May successfully hides his interest in the opposite sex from his strict mother. On the other hand, in a forest called a middle school, the slightest problem for a girl of puberty can be considered a full-blown storm and it can be the most difficult task in the world to deal with.
"When I get emotional, all I do is think about the people I love the most in the world," says the solution to controlling the red panda. Of course, contrary to his mother's imagination, May does not imagine his family, but his mind and that of his other friends are full of images of a boyish pop group called "4 Cities", and in fact, it is his friends' imagination that calms him down a bit!
Red, like many of Pixar's works, tells the story of children seeking independence, challenging parents, and finding They are a new path in their lives. These narratives deal with issues such as puberty, but reddening may be considered Pixar's first film, which shamelessly and directly refers to girls' puberty and menstruation.

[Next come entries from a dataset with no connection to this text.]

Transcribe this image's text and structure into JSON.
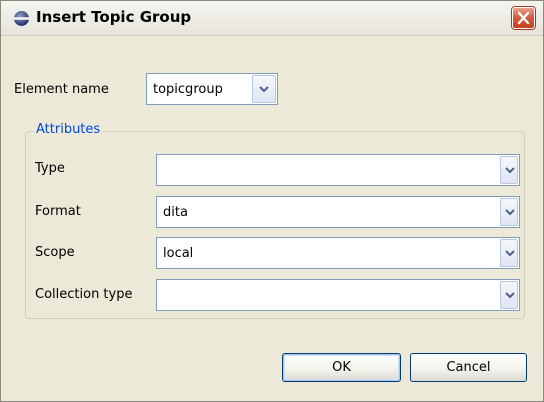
{
  "window": {
    "title": "Insert Topic Group"
  },
  "element": {
    "label": "Element name",
    "value": "topicgroup"
  },
  "attributes": {
    "legend": "Attributes",
    "fields": [
      {
        "label": "Type",
        "value": ""
      },
      {
        "label": "Format",
        "value": "dita"
      },
      {
        "label": "Scope",
        "value": "local"
      },
      {
        "label": "Collection type",
        "value": ""
      }
    ]
  },
  "buttons": {
    "ok": "OK",
    "cancel": "Cancel"
  },
  "icons": {
    "app": "globe-icon",
    "close": "close-icon",
    "dropdown": "chevron-down-icon"
  },
  "colors": {
    "legend": "#0046d5",
    "close_button": "#d6583c",
    "dialog_bg": "#ece9d8"
  }
}
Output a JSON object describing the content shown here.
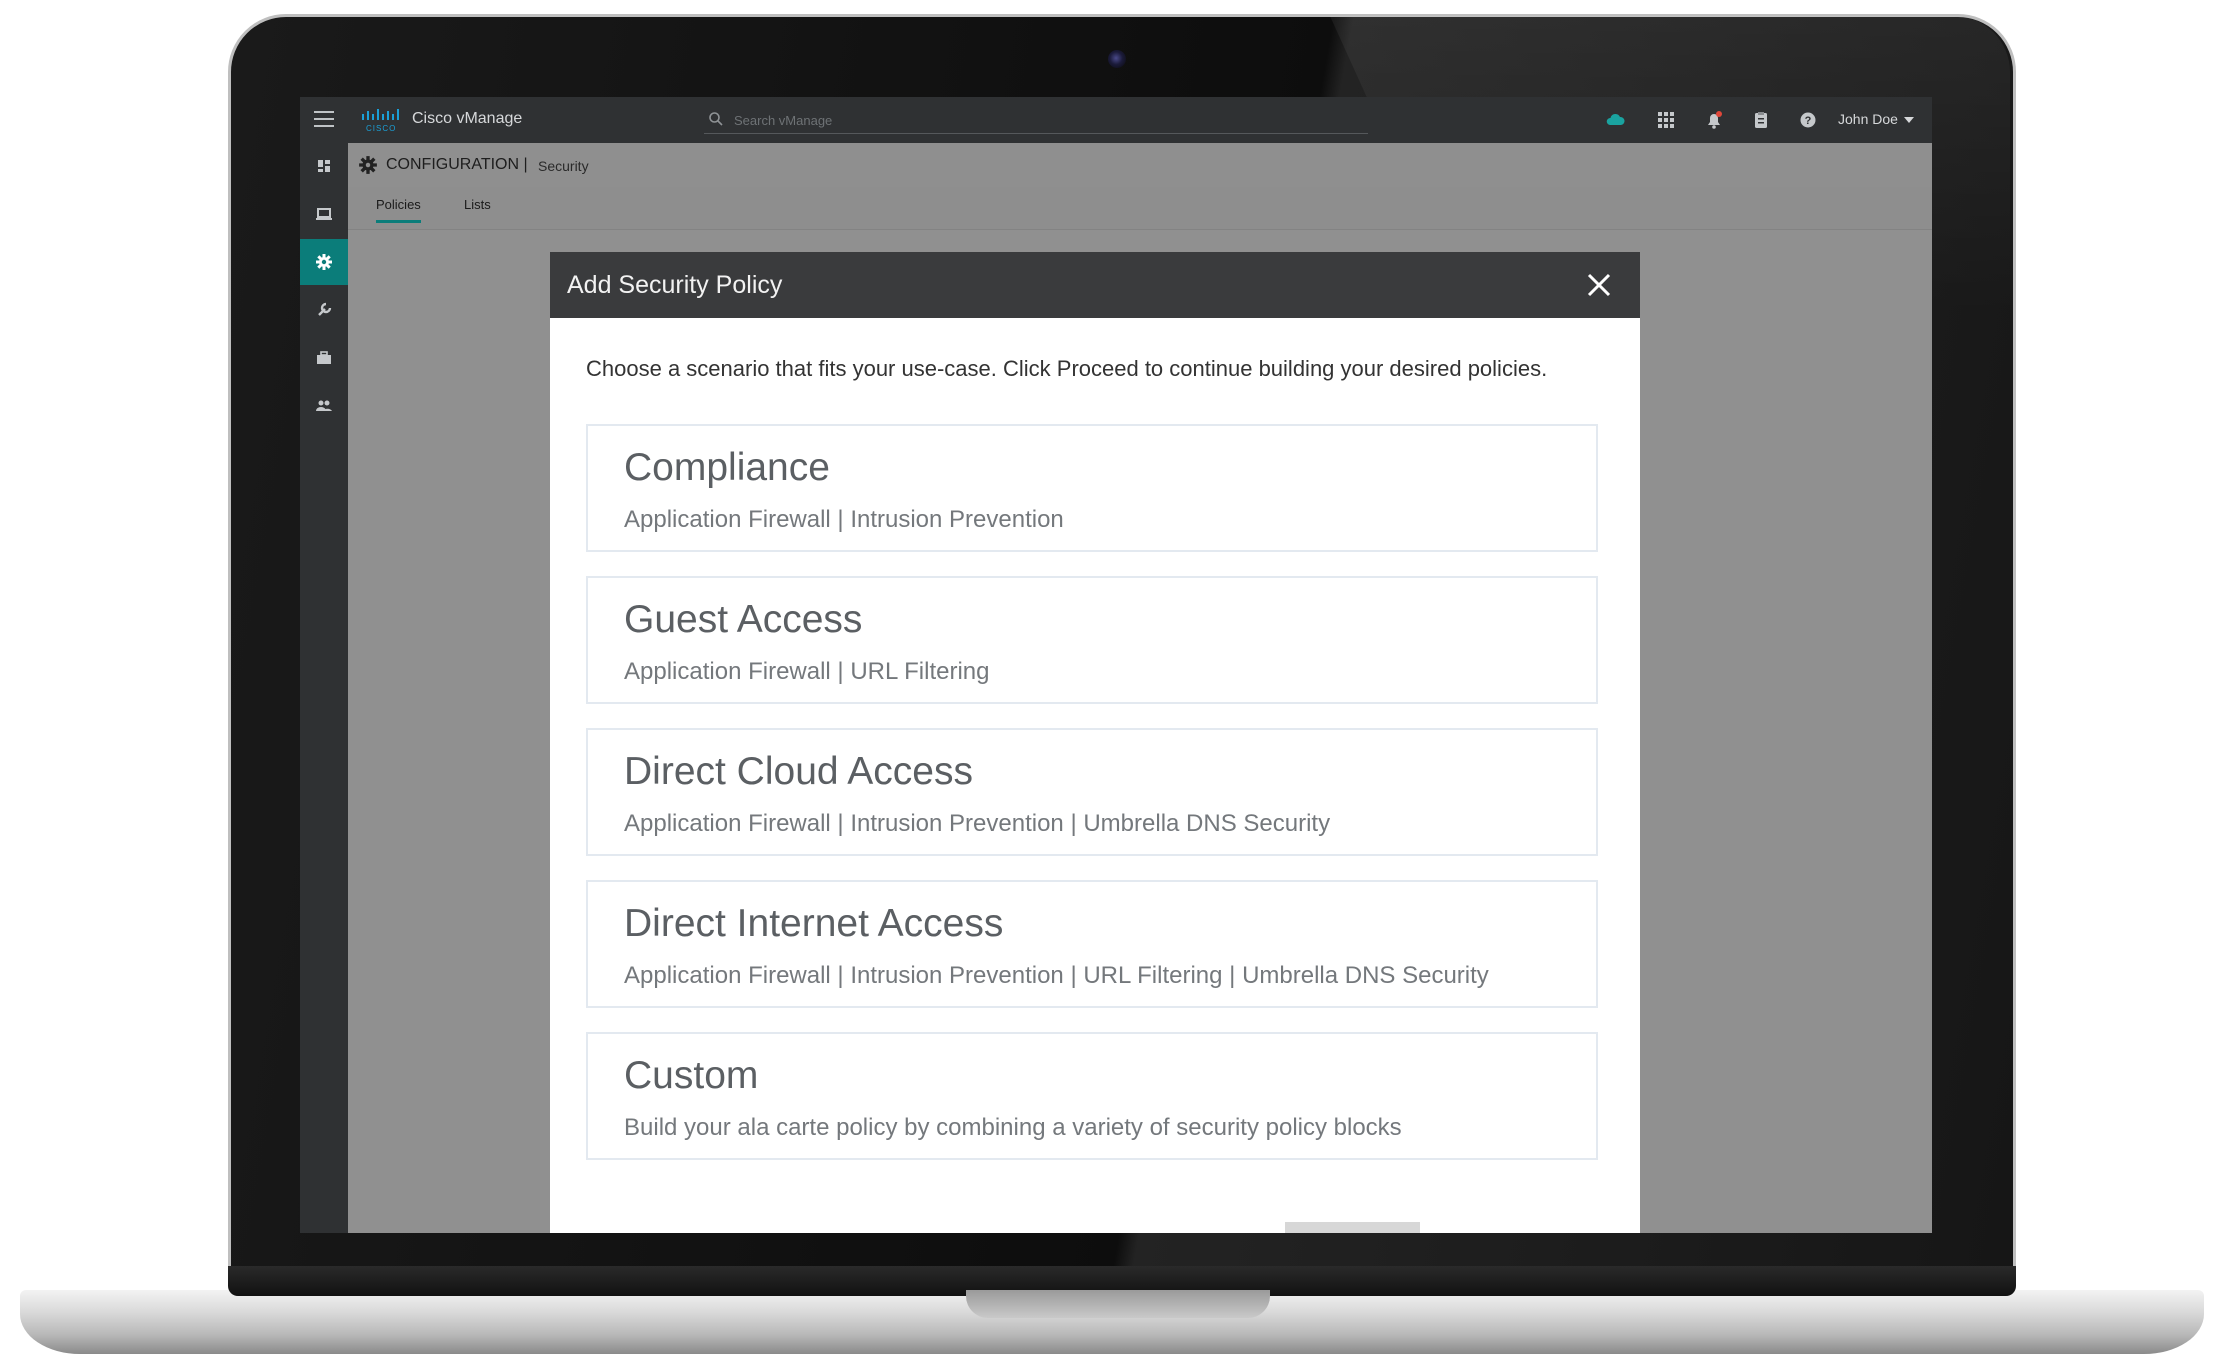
{
  "app": {
    "brand": "Cisco vManage",
    "search_placeholder": "Search vManage",
    "user": "John Doe"
  },
  "breadcrumb": {
    "section": "CONFIGURATION |",
    "page": "Security"
  },
  "tabs": [
    {
      "label": "Policies",
      "active": true
    },
    {
      "label": "Lists",
      "active": false
    }
  ],
  "sidenav": {
    "items": [
      "dashboard-icon",
      "monitor-icon",
      "configuration-icon",
      "tools-icon",
      "maintenance-icon",
      "administration-icon"
    ],
    "active_index": 2
  },
  "modal": {
    "title": "Add Security Policy",
    "intro": "Choose a scenario that fits your use-case. Click Proceed to continue building your desired policies.",
    "scenarios": [
      {
        "title": "Compliance",
        "desc": "Application Firewall | Intrusion Prevention"
      },
      {
        "title": "Guest Access",
        "desc": "Application Firewall | URL Filtering"
      },
      {
        "title": "Direct Cloud Access",
        "desc": "Application Firewall | Intrusion Prevention | Umbrella DNS Security"
      },
      {
        "title": "Direct Internet Access",
        "desc": "Application Firewall | Intrusion Prevention | URL Filtering | Umbrella DNS Security"
      },
      {
        "title": "Custom",
        "desc": "Build your ala carte policy by combining a variety of security policy blocks"
      }
    ]
  },
  "colors": {
    "accent": "#0b7d7a",
    "topbar": "#2f3133",
    "modal_header": "#3a3b3d",
    "cloud_status": "#1aa3a0",
    "alert": "#e0473a"
  }
}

Another key point of the animation is its focus on the generation gap. Is. May family members are close to each other and care about each other, but on the other hand, the film shows what a deep and troublesome rift can form between misguided mothers and misunderstood children. In many moments of the film, family dynamics are explored and sometimes the plot seems too limited, but as the story progresses we realize that these sub-stories actually form the fabric of redness and show How humans change. They accept.
Pixar is taking an important step by reddening Asian representation and creating racial diversity in general, and to make up for lost time to some extent. On this account, the film joins the cast of recent Disney works such as "Shang-Chi and the Legend of the Ten Rings" and "Eternals" with Asian actors.
- Source: csmonitor